--- Exercise brief ---
Your copy should match the records exactly, except that it contains no pictures.

(Source records)
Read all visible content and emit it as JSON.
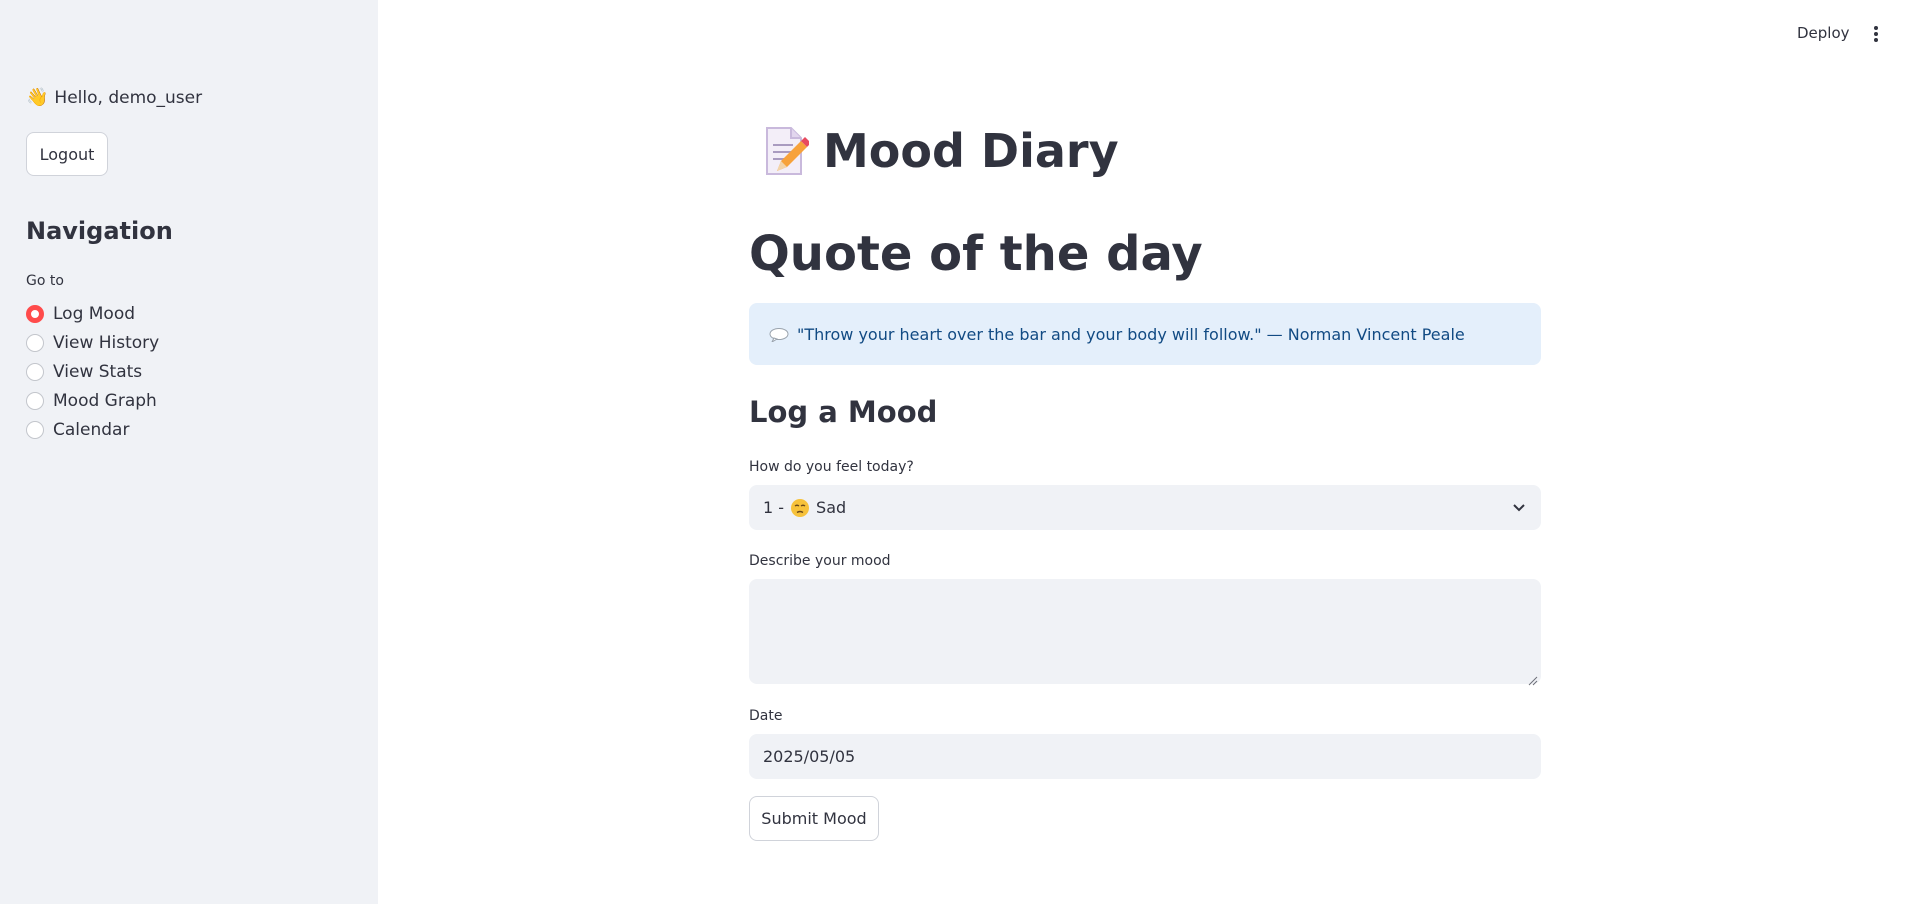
{
  "sidebar": {
    "greeting_icon": "waving-hand-icon",
    "greeting": "Hello, demo_user",
    "logout_label": "Logout",
    "nav_title": "Navigation",
    "goto_label": "Go to",
    "items": [
      {
        "label": "Log Mood",
        "selected": true
      },
      {
        "label": "View History",
        "selected": false
      },
      {
        "label": "View Stats",
        "selected": false
      },
      {
        "label": "Mood Graph",
        "selected": false
      },
      {
        "label": "Calendar",
        "selected": false
      }
    ]
  },
  "header": {
    "deploy_label": "Deploy",
    "menu_icon": "kebab-menu-icon"
  },
  "main": {
    "title_icon": "memo-icon",
    "title": "Mood Diary",
    "quote_heading": "Quote of the day",
    "quote_icon": "speech-balloon-icon",
    "quote_text": "\"Throw your heart over the bar and your body will follow.\" — Norman Vincent Peale",
    "log_heading": "Log a Mood",
    "mood_label": "How do you feel today?",
    "mood_value_prefix": "1 -",
    "mood_value_icon": "sad-face-icon",
    "mood_value_text": "Sad",
    "describe_label": "Describe your mood",
    "describe_value": "",
    "date_label": "Date",
    "date_value": "2025/05/05",
    "submit_label": "Submit Mood"
  },
  "colors": {
    "sidebar_bg": "#f0f2f6",
    "accent": "#ff4b4b",
    "info_bg": "#e4effb",
    "info_text": "#114a83",
    "text": "#31333f"
  }
}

--- Response area ---
Read all visible content and emit it as JSON.
{
  "sidebar": {
    "greeting_icon": "waving-hand-icon",
    "greeting": "Hello, demo_user",
    "logout_label": "Logout",
    "nav_title": "Navigation",
    "goto_label": "Go to",
    "items": [
      {
        "label": "Log Mood",
        "selected": true
      },
      {
        "label": "View History",
        "selected": false
      },
      {
        "label": "View Stats",
        "selected": false
      },
      {
        "label": "Mood Graph",
        "selected": false
      },
      {
        "label": "Calendar",
        "selected": false
      }
    ]
  },
  "header": {
    "deploy_label": "Deploy",
    "menu_icon": "kebab-menu-icon"
  },
  "main": {
    "title_icon": "memo-icon",
    "title": "Mood Diary",
    "quote_heading": "Quote of the day",
    "quote_icon": "speech-balloon-icon",
    "quote_text": "\"Throw your heart over the bar and your body will follow.\" — Norman Vincent Peale",
    "log_heading": "Log a Mood",
    "mood_label": "How do you feel today?",
    "mood_value_prefix": "1 -",
    "mood_value_icon": "sad-face-icon",
    "mood_value_text": "Sad",
    "describe_label": "Describe your mood",
    "describe_value": "",
    "date_label": "Date",
    "date_value": "2025/05/05",
    "submit_label": "Submit Mood"
  },
  "colors": {
    "sidebar_bg": "#f0f2f6",
    "accent": "#ff4b4b",
    "info_bg": "#e4effb",
    "info_text": "#114a83",
    "text": "#31333f"
  }
}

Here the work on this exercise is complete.